• Working data
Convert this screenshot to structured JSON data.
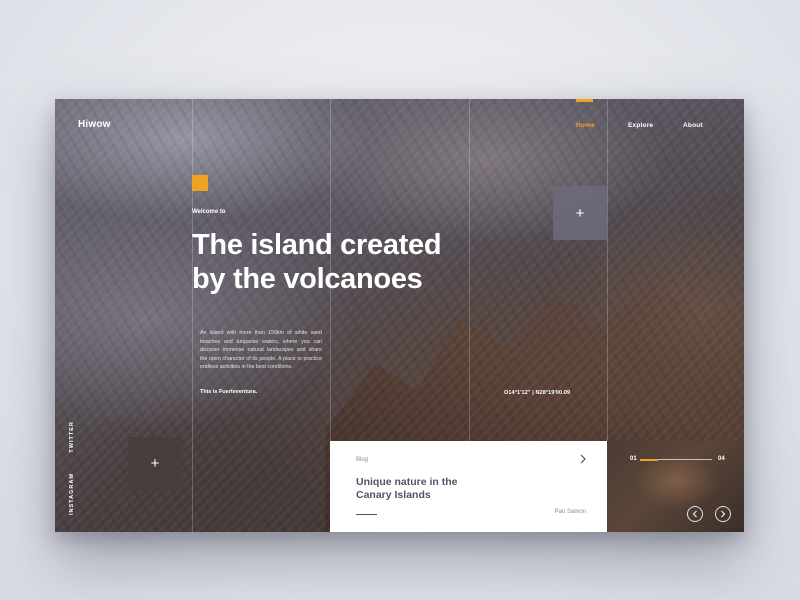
{
  "brand": {
    "logo": "Hiwow"
  },
  "nav": {
    "items": [
      {
        "label": "Home",
        "active": true
      },
      {
        "label": "Explore",
        "active": false
      },
      {
        "label": "About",
        "active": false
      }
    ]
  },
  "hero": {
    "welcome": "Welcome to",
    "title_line1": "The island created",
    "title_line2": "by the volcanoes",
    "description": "An island with more than 150km of white sand beaches and turquoise waters, where you can discover immense natural landscapes and share the open character of its people. A place to practice endless activities in the best conditions.",
    "tagline": "This is Fuerteventura.",
    "coordinates": "O14°1'12\"  |  N28°19'00.09"
  },
  "actions": {
    "plus_symbol": "+"
  },
  "social": {
    "links": [
      "INSTAGRAM",
      "TWITTER"
    ]
  },
  "blog": {
    "label": "Blog",
    "title": "Unique nature in the Canary Islands",
    "author": "Pau Samon",
    "arrow_icon": "chevron-right-icon"
  },
  "slider": {
    "current": "01",
    "total": "04",
    "progress": 0.25,
    "prev_icon": "chevron-left-icon",
    "next_icon": "chevron-right-icon"
  },
  "colors": {
    "accent": "#f0a224",
    "card_bg": "#ffffff",
    "title_text": "#58506a"
  }
}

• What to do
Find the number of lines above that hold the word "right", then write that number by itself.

• Task result
2